In July, LDF, NELP, and co-counsel filed a motion to intervene on behalf of Ms. Harrison and the Texas NAACP. While that motion was denied, the Court did indicate that movants could seek to participate as amici curiae (“friends of the court”). Given the importance of the guidance, counsel accepted the invitation not just to explain why the guidance itself is legally valid, but also to offer the best evidence about how reducing barriers to employment for people with records benefits us all.

The lawsuit (Case No. 5:13-CV-255‑C) is being heard by Judge Sam R. Cummings of the U.S. District Court for the Northern District of Texas (Lubbock Division). A link to the amicus brief can be found here. To learn more about the case, visit LDF’s Texas v. EEOC resource page. Learn more about the EEOC guidance here.



 Founded in 1940, the NAACP Legal Defense and Educational Fund, Inc. (LDF) is the nation’s first civil and human rights law organization and has been completely separate from the National Association for the Advancement of Colored People (NAACP) since 1957—although LDF was originally founded by the NAACP and shares its commitment to equal rights. LDF’s Thurgood Marshall Institute is a multi-disciplinary and collaborative hub within LDF that launches targeted campaigns and undertakes innovative research to shape the civil rights narrative. In media attributions, please refer to us as the NAACP Legal Defense Fund or LDF. For more about LDF, visit

The National Employment Law Project is a non-partisan, not-for-profit organization that conducts research and advocates on issues affecting low-wage and unemployed workers. For more about NELP, visit
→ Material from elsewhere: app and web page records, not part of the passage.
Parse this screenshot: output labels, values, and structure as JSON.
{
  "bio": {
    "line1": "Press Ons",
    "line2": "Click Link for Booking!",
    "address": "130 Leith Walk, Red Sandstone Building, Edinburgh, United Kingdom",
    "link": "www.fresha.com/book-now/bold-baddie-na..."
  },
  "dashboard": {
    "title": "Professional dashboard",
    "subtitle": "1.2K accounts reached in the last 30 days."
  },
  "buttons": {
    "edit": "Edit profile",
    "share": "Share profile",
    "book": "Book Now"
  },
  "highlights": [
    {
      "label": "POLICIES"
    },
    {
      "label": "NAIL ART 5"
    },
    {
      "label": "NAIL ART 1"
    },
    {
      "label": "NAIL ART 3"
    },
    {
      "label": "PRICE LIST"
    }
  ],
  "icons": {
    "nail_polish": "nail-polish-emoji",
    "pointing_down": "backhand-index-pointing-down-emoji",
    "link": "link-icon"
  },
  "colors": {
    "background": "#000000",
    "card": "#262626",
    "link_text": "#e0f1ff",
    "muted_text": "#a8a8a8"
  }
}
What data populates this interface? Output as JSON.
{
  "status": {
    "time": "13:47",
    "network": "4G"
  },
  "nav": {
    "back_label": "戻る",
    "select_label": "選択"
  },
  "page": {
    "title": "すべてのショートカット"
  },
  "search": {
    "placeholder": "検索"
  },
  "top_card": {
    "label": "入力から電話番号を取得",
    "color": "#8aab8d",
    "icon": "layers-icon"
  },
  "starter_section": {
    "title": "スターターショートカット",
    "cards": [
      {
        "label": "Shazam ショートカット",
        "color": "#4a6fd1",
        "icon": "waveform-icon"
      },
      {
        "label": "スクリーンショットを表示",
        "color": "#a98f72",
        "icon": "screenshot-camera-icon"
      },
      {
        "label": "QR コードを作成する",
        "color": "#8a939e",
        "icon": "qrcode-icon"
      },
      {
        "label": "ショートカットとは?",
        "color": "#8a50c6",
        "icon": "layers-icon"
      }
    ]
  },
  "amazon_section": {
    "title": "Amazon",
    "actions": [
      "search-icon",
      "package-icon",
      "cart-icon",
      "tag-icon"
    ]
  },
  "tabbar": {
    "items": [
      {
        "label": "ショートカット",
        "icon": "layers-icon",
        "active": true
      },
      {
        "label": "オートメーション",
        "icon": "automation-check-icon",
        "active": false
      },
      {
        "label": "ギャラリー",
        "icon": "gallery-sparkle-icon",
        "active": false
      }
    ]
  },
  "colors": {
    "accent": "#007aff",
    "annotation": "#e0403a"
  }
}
Levy Ratner, P.C. represents employees in litigation to protect and preserve employee rights, including the right to be free from discrimination in hiring and in the workplace. For more about Levy Ratner, visit